Argentina, Chile, Paraguay and Uruguay have officially submitted their joint bid to host the 2030 World Cup – 100 years after the inaugural tournament was held in Montevideo.
The four South American nations have called for the World Cup to return to “where football was born”.
They will compete with a joint bid from Spain and Portugal, and possible bids from Morocco and Saudi Arabia.
The United States, Canada and Mexico will co-host the 2026 World Cup.
“The 2030 World Cup is not just another World Cup, it deserves a celebration with recognition for 100 years,” said Alejandro Dominguez, South American Football Confederation (Conmebol) president.
“We are convinced that Fifa has an obligation to honour the memory of those who came before us and believed in greatness and made the first World Cup,” he added.
Two-time winners Uruguay won the first World Cup as hosts when it was held in the country’s capital Montevideo in 1930.
Argentina, the 1978 hosts, were crowned world champions for a third time at Qatar in 2022. Chile also previously hosted in 1962.
Argentine Football Association (Afa) president Claudio Tapia said: “As world champions, we carry out this launch, which is the dream of all South Americans – not only on the centenary of the first edition, but because of the passion with which we live football.”
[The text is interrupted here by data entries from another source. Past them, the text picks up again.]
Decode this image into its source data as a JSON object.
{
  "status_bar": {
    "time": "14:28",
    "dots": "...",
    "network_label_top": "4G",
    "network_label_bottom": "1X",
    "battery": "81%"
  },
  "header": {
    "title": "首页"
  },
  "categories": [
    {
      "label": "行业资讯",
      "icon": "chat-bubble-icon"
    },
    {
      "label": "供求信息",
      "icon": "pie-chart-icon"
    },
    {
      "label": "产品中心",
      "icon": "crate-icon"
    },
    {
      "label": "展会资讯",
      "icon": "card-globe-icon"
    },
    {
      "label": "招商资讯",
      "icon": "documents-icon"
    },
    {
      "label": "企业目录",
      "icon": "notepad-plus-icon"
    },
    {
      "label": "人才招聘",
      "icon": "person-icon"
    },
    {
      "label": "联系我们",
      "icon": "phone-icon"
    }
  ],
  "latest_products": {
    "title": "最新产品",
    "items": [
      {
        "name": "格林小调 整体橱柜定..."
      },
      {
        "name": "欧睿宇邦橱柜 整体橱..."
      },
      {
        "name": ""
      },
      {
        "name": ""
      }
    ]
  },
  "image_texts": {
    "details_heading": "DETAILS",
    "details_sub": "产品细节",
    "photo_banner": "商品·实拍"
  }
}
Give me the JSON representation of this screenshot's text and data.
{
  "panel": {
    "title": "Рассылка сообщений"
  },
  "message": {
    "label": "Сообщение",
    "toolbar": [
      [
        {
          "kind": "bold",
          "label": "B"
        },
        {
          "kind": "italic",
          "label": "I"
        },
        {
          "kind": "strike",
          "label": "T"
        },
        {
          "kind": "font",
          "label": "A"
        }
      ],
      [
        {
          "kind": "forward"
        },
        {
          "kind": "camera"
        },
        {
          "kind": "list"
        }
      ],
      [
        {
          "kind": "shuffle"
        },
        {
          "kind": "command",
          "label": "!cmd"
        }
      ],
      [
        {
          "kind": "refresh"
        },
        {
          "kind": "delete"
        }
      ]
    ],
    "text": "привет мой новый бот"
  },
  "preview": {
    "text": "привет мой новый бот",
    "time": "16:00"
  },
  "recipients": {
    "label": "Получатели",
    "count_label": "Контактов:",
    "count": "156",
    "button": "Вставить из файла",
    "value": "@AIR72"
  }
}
Argentina’s President Alberto Fernandez also said on Twitter that neighbouring Bolivia will be asked to join “this dream”.